• TASK TO COMPLETE: For the entries below, state how many lines include the string "question", and write nothing besides that number.

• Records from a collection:

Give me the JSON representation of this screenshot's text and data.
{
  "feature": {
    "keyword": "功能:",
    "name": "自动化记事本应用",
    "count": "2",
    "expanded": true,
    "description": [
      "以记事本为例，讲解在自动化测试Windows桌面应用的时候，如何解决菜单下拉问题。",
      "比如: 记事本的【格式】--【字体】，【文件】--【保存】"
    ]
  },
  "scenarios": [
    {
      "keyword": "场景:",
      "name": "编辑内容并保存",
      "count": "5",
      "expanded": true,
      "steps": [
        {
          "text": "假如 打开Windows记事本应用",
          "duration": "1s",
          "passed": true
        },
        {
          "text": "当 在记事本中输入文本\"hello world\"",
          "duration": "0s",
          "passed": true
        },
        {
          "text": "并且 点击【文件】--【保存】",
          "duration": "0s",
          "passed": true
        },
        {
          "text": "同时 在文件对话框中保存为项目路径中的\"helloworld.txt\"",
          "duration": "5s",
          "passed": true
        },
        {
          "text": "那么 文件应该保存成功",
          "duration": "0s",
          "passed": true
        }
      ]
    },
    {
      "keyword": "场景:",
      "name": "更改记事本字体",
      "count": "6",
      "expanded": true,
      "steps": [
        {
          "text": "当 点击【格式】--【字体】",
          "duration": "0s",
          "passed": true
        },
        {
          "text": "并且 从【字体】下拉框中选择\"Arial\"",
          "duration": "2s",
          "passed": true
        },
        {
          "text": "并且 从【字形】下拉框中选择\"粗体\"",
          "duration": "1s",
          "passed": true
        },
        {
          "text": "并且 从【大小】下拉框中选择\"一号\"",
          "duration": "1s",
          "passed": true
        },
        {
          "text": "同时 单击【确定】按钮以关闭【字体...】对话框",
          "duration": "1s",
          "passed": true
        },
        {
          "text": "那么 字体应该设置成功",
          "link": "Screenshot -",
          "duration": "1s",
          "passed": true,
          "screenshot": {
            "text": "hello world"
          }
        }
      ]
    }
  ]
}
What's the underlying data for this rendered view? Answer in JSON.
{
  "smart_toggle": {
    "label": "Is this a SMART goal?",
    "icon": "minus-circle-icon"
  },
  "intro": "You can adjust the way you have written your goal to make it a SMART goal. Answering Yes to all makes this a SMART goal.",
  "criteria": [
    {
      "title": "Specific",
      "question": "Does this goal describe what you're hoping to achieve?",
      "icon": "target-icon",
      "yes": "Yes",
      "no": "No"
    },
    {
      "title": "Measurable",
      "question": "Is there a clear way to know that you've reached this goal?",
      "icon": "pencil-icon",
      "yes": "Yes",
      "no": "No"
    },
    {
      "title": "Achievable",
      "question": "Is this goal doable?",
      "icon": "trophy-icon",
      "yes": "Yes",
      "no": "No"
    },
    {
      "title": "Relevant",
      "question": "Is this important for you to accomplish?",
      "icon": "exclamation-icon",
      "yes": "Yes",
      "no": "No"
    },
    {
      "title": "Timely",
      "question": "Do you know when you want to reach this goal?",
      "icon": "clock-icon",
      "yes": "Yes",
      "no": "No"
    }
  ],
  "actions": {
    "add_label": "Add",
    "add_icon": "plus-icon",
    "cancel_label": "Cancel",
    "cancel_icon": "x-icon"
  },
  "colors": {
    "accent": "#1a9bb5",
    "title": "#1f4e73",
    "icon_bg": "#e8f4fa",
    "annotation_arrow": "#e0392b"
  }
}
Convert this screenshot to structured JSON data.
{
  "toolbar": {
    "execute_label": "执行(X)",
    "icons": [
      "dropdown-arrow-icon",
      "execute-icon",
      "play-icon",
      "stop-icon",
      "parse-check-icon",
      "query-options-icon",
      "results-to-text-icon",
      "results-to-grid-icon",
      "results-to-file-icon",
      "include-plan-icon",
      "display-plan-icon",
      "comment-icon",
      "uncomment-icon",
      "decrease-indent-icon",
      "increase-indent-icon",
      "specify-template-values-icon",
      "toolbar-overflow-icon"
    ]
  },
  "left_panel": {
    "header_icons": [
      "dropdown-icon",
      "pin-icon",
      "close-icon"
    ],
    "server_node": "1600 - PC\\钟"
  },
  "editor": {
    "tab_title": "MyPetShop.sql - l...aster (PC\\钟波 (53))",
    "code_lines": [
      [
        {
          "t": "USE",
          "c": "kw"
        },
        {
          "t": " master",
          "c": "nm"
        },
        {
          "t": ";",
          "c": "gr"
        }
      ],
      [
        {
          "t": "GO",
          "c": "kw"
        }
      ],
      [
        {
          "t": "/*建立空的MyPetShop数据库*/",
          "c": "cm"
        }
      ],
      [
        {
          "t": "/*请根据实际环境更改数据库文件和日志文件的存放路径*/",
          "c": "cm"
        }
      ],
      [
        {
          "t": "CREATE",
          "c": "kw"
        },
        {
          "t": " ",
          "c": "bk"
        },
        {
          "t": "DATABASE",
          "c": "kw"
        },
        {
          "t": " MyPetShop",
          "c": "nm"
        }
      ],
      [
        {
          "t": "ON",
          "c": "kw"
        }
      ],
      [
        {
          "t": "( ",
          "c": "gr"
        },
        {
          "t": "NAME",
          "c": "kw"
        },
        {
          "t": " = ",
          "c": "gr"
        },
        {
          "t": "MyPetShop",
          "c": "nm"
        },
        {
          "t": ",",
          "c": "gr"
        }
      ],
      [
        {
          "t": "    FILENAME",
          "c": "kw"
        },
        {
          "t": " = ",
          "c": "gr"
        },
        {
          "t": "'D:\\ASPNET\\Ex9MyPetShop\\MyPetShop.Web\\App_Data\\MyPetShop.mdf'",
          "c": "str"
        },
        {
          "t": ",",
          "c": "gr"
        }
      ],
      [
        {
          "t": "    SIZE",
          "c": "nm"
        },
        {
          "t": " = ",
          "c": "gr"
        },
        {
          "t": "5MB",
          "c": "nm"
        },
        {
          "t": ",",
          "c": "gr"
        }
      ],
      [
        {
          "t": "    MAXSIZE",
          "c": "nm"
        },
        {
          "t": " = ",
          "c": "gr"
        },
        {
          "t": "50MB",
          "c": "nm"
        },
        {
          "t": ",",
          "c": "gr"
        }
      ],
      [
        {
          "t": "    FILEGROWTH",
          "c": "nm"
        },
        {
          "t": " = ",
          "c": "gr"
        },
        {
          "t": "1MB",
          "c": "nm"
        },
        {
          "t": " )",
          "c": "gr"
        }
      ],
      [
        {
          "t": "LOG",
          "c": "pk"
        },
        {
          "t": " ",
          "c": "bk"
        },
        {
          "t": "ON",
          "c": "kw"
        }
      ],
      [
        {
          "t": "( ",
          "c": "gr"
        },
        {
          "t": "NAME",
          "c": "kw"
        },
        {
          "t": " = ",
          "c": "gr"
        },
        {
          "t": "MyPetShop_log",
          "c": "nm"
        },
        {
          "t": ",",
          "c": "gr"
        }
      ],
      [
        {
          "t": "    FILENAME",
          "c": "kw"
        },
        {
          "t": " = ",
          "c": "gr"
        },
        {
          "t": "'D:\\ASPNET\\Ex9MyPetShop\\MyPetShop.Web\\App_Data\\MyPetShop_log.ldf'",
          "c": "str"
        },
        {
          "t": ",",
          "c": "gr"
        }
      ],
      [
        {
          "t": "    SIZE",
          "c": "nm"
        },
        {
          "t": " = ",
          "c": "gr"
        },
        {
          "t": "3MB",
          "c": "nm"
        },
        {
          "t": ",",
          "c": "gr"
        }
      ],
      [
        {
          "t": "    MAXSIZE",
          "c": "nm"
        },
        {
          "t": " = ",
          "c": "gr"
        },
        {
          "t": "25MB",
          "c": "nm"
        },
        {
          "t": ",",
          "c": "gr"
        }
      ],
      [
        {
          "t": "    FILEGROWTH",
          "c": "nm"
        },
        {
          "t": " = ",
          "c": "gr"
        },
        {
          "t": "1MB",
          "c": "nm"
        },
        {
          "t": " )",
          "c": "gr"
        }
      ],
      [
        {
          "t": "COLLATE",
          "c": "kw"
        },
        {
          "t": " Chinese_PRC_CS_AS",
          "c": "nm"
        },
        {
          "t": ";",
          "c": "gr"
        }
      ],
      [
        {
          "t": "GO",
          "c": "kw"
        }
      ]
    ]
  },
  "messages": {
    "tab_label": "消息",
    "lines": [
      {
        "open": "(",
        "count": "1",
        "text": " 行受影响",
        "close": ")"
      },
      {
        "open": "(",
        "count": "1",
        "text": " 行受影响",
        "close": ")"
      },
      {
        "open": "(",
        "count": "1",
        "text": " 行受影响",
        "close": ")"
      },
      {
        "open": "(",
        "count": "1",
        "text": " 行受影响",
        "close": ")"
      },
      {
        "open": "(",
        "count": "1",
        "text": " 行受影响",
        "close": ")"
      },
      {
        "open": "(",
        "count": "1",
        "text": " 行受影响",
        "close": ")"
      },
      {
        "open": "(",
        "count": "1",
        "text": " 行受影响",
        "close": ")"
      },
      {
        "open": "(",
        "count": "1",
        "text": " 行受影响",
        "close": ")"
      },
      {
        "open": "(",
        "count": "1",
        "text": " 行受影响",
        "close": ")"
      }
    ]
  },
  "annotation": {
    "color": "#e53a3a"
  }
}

• SOLVED EXERCISE: 5